These are computer-generated solo piano pieces created under the aegis of Dorien Herremans’ MorpheuS project at Elaine Chew’s Music Performance and Expression lab at the Centre for Digital Music at Queen Mary University of London. MorpheuS builds on Herremans’ doctoral research at the University of Antwerp to generate music with structure using an optimization (local search) approach. MorpheuS follows the rhythm of original pieces exactly, it also generates music according to the pitch ranges and tonal tension profile derived from the template piece, where tonal tension is quantified through Chew’s spiral array, a geometric model for tonality. Repetition patterns in the original work are replicated in the new piece. The MorpheuS project is funded through the European Commission’s Marie Skłodowska-Curie Actions fellowship scheme.

Stolen Rhythm (2009) by Cheryl Frances-Hoad / Franz Joseph Haydn
This Haydn-inspired piece was commissioned by pianist Matthew Schellhorn as part of his Homage to Haydn on the 200th anniversary of the composer’s death. The piece is based on the third movement (Finale) of Haydn’s Sonata in Eb, Hob XVI:45, chosen for its “boundless energy and wit”. Except for the occasional note shifted by an eighth or sixteenth and the odd 11/16 bar, in which the composer had removed one sixteenth note from the 3/4 bar, the rhythmic content follows exactly that of Haydn’s sonata movement. The harmonic and melodic content derives from various transmutations of the notes B-A-D-D-G, a translation of H-A-Y-D-N (where B=H as in German, and with D and G replacing otherwise unplayable letters). The composition was selected as best piece in the Solo/Duo Instrumental category at the BASCA British Composer Awards 2010.

About the Creators
Oded Ben-Talccrma.stanford.edu/~oded

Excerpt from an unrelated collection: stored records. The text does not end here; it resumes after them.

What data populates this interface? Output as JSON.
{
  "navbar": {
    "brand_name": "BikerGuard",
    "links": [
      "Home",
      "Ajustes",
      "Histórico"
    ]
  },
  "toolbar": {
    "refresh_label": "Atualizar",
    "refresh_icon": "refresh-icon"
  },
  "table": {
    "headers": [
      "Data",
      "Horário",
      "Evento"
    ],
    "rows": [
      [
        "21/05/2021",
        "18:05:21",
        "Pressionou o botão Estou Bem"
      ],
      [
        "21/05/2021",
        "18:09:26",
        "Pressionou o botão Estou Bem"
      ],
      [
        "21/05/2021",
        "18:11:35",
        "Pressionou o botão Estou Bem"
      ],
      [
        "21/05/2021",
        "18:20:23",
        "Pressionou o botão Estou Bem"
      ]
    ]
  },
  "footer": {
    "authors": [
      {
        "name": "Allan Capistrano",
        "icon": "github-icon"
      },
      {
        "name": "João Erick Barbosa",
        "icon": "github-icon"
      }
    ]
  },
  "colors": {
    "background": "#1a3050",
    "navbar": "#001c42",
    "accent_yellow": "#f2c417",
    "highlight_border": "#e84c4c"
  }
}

Carmine Emanuele Cellawww.carminecella.com
Dorien Herremansdorienherremans.com/biography
Andrew McPhersonwww.eecs.qmul.ac.uk/~andrewm